On September 7, 2017, Equifax, one of the big 3 consumer credit reporting agencies, announced that sensitive information for 143 million American consumers including names, Social Security numbers, birth dates, addresses and driver's license numbers were stolen by hackers.

In addition, credit card numbers for 209,000 consumers and documents that are used in disputes containing personal information of 182,000 people were stolen. Equifax is only sending direct mail notices to consumers whose credit card numbers or dispute documents were stolen.

Identity thieves can use the stolen data to get credit cards or other lines of credit, use your existing credit cards, open utility accounts, or impersonate you in other ways.

The hackers accessed the various files in Equifax's system from mid-May through July 2017. The company says that it discovered the breach on July 29th and hired a cybersecurity firm to determine what data was stolen. Yet, this breach was not disclosed to consumers until September 7th which allowed the hackers more time to use the stolen data.

Are you affected? There is a high probability that you are, since approximately 45% of the entire U.S. population may be impacted.

Equifax has set up a dedicated website, equifaxsecurity2017.com, with information about the breach. If you really want to know if you are impacted, you can check on this website but you must provide your last name and the last six digits of your Social Security number. There were problems with this initially but it may now be fixed.

Equifax is also offering all consumers identity theft protection service for 1 year. You have the option to enroll in Trusted ID Premier which is an Equifax company. Once you provide your last name and the last six digits of your Social Security number, you will receive an enrollment date. You can't sign up before then. Even though the service provides monitoring for all 3 credit reports, it only allows you to lock and receive copies of your Equifax credit report. You will still need to manage your other credit files separately. Experian has added an FAQ to their website to confirm that if you enroll in the free credit file monitoring and identity theft protection they are offering you will not waive your right to take legal action.

What Should You Do?

You should take the following steps whether you are impacted by the breach or not.

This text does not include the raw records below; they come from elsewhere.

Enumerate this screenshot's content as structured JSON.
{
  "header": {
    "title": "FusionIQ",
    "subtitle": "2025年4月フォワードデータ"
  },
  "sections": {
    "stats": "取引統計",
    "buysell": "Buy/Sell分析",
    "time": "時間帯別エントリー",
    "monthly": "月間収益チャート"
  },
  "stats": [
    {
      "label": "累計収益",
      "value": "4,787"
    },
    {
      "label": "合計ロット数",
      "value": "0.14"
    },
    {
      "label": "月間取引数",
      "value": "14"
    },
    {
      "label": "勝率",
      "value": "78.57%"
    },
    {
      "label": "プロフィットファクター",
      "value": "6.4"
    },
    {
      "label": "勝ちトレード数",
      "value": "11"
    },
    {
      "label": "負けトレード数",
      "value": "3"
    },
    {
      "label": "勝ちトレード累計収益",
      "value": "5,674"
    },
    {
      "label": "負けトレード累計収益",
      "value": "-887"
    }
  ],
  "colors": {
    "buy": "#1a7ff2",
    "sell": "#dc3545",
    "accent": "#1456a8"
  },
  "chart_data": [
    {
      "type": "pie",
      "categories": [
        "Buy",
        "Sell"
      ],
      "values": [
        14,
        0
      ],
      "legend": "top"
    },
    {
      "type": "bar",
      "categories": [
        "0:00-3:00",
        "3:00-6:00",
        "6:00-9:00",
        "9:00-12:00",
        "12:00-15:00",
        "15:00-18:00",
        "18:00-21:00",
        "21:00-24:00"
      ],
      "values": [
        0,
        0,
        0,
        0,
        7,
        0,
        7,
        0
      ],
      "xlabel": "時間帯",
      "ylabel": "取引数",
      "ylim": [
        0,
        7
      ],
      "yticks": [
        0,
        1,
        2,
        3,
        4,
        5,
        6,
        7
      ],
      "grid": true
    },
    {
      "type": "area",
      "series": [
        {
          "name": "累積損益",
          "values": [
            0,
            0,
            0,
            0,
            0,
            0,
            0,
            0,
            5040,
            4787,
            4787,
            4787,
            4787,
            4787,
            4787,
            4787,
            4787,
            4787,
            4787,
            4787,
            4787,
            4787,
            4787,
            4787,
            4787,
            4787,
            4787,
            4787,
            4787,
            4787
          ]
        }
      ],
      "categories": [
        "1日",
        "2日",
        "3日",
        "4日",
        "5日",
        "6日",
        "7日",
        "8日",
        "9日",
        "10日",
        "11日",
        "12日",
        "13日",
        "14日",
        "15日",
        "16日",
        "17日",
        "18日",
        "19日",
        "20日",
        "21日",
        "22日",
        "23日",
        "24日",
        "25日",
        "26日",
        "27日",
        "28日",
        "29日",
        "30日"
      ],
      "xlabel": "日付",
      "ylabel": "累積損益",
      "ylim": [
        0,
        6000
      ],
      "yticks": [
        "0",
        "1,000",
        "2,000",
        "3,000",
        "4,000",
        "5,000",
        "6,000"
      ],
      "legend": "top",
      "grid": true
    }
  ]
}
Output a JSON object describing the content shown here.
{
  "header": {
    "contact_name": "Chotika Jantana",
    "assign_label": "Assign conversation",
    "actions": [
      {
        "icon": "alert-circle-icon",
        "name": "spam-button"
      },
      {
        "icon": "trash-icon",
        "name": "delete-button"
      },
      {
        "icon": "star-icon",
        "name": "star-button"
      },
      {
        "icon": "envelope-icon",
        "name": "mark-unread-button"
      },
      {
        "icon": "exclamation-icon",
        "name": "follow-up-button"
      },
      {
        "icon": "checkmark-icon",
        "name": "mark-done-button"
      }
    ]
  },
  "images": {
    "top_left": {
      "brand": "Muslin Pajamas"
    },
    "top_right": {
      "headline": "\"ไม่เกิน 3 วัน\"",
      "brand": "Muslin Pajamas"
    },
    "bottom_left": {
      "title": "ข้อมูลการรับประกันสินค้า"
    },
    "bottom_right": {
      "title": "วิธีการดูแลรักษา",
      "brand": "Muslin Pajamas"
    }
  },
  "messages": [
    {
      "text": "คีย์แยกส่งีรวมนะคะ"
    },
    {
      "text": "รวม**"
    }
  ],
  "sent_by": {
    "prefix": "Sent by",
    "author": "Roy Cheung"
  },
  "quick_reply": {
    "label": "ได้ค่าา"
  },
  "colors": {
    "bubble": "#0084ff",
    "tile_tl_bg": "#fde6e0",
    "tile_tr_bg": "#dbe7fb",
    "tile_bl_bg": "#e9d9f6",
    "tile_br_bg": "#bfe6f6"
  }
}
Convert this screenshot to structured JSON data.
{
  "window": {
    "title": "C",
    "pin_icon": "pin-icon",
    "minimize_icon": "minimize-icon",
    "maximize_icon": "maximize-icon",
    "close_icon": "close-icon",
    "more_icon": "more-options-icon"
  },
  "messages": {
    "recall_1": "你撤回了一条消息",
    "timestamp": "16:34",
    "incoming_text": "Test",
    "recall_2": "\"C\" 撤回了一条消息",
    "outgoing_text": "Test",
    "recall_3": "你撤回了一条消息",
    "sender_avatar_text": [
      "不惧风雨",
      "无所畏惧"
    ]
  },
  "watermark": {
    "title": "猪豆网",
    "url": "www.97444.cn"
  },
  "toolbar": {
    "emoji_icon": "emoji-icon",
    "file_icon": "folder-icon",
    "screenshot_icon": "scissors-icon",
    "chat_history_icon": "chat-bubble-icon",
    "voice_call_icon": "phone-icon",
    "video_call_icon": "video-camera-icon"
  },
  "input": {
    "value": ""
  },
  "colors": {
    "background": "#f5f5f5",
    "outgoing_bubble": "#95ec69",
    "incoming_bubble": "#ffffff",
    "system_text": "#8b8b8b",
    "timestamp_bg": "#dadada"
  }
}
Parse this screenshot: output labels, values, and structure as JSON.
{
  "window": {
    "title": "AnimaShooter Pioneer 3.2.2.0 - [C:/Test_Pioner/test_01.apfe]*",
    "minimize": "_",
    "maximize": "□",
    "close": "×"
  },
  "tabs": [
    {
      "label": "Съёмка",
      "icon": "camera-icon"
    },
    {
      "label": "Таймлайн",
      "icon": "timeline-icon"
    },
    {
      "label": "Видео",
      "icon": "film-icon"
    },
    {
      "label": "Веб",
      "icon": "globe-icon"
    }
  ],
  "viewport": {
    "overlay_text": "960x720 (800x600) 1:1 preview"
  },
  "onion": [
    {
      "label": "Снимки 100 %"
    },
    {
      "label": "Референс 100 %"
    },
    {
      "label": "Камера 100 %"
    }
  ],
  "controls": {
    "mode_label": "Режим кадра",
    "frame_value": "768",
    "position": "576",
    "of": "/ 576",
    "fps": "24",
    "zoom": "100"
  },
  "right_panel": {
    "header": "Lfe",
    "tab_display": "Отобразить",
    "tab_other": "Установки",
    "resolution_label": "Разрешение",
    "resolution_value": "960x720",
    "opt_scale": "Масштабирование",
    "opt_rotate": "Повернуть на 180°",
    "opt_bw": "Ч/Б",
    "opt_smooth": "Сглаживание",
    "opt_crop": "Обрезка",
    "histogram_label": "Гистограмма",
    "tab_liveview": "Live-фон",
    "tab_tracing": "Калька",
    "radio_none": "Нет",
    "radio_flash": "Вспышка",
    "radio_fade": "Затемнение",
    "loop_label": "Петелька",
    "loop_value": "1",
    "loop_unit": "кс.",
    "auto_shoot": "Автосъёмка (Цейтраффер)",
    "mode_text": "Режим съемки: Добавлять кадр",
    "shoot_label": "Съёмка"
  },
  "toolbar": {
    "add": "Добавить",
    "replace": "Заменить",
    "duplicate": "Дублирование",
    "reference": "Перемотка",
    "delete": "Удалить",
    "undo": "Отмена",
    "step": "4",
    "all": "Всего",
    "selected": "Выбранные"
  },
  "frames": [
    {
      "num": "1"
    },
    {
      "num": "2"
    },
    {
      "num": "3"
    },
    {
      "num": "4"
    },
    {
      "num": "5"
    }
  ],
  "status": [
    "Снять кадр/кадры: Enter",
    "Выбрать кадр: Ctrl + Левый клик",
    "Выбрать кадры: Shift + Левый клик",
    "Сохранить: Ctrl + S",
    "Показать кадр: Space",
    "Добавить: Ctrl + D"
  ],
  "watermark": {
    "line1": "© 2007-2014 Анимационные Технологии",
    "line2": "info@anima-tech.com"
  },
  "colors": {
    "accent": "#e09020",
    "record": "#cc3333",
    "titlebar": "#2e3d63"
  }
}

Freeze your accounts at all 3 credit bureaus. This is the most effective way to protect yourself from identity theft. Thieves won't be able to establish new credit in your name even if they have your personal information. A freeze has no impact on your existing lines of credit such as your credit cards. It will cost you a small fee which ranges from $3 to $10 per person per bureau to freeze your accounts. If you need to apply for credit, you can "thaw" your account for one creditor for a specific period of time using a personal identification number. Thawing may also cost a fee ranging from free to $10. Here are the instructions for placing a freeze at Experian, TransUnion, and Equifax. You may also want to freeze your report at Innovis, a lesser-known consumer reporting agency.

Place a fraud alert on your credit reports. A fraud alert is not the same thing as a credit freeze. An alert is a notice that warns current and prospective lenders that they must take reasonable steps to verify your identity before granting credit. You only need to request a fraud alert at one of the big 3 credit bureaus as they will inform the other two. You will need to place the alert at Innovis separately. The alert lasts 90-days. When you place or renew the alert, you are allowed to request a free credit report.

Consider signing up for a fraud protection service. These services, for a fee, monitor more than your credit and provide more services than a credit monitoring service.

You need to be proactive in protecting your financial and personal information. No one else can do it for you.